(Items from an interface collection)
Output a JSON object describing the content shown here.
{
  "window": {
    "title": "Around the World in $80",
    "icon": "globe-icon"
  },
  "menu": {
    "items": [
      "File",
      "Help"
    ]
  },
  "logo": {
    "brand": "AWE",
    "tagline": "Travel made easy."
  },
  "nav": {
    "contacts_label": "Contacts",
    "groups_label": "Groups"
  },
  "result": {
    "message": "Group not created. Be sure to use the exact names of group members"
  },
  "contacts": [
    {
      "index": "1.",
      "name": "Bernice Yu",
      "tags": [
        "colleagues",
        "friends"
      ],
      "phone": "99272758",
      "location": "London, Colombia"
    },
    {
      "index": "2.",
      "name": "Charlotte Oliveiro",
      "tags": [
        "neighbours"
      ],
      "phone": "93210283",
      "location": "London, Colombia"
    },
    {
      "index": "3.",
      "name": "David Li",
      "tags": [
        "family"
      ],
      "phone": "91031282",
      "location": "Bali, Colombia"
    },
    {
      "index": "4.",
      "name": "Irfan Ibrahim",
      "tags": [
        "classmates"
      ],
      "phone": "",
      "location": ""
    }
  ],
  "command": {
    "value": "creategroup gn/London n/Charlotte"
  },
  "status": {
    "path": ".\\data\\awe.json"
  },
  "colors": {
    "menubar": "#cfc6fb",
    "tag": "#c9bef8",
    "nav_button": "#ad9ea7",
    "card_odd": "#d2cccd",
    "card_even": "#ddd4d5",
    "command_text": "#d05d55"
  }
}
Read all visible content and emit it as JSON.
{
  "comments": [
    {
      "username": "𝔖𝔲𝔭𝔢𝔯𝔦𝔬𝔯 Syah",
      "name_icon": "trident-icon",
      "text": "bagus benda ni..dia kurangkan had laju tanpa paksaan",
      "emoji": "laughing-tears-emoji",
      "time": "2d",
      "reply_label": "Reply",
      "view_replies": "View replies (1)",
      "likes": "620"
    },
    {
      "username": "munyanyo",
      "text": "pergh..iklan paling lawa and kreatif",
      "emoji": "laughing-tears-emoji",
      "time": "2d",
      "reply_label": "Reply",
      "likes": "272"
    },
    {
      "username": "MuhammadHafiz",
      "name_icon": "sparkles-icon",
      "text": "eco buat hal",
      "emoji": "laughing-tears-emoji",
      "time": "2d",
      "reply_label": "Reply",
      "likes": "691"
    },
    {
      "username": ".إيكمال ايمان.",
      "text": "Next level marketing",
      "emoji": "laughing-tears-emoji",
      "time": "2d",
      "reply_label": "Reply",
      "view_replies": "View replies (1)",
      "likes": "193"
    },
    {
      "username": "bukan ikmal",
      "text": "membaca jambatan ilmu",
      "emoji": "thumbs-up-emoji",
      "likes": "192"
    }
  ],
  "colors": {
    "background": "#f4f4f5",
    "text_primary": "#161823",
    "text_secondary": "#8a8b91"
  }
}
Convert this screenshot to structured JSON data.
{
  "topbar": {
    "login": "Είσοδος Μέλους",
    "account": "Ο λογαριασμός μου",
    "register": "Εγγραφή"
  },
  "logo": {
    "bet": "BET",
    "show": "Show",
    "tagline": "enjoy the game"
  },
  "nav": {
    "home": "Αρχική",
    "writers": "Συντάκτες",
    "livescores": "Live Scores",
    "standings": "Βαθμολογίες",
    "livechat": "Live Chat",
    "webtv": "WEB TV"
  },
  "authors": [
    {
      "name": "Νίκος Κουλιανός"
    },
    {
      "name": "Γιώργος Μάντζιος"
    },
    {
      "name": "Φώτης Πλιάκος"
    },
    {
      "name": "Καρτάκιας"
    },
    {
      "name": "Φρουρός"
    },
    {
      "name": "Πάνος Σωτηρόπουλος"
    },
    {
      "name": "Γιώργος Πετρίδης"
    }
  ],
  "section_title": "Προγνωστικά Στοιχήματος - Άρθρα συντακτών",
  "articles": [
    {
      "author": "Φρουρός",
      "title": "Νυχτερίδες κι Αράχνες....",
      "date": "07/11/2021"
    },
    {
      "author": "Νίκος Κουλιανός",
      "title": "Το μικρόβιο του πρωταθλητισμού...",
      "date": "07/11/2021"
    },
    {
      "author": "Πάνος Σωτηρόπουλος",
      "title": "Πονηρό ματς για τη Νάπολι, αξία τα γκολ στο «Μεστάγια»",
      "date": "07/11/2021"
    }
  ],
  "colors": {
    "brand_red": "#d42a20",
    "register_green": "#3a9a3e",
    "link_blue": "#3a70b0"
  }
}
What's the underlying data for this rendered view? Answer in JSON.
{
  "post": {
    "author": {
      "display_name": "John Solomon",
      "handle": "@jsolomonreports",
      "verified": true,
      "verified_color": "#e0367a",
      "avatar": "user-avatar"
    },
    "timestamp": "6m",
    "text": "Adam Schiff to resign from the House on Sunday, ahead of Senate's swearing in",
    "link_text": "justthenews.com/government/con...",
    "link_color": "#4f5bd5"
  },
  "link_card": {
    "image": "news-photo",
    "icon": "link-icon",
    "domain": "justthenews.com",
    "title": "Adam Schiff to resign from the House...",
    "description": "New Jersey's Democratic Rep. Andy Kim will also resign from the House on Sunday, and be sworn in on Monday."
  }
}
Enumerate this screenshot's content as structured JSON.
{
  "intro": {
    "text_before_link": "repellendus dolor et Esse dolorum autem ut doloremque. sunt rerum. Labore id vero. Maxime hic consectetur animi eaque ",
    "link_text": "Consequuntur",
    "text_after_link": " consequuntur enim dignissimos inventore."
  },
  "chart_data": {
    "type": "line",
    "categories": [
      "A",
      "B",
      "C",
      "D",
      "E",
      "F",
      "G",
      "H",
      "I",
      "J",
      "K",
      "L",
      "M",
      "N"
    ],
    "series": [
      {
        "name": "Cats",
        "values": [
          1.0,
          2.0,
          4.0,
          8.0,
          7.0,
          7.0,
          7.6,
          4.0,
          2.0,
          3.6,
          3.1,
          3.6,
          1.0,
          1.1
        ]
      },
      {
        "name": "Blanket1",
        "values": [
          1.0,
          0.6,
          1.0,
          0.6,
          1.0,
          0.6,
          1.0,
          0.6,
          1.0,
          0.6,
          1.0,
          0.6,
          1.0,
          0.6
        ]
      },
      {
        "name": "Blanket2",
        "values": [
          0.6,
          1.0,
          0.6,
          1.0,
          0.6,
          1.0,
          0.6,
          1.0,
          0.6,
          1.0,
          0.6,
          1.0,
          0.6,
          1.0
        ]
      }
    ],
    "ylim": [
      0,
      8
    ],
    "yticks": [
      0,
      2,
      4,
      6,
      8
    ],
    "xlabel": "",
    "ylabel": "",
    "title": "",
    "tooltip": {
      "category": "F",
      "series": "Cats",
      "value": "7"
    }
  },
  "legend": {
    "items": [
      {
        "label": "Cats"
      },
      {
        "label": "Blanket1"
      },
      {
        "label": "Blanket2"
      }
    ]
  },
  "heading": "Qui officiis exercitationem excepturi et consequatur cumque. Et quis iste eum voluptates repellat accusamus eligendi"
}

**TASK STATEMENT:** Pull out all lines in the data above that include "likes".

**TASK RESULT:**
      "likes": "620"
      "likes": "272"
      "likes": "691"
      "likes": "193"
      "likes": "192"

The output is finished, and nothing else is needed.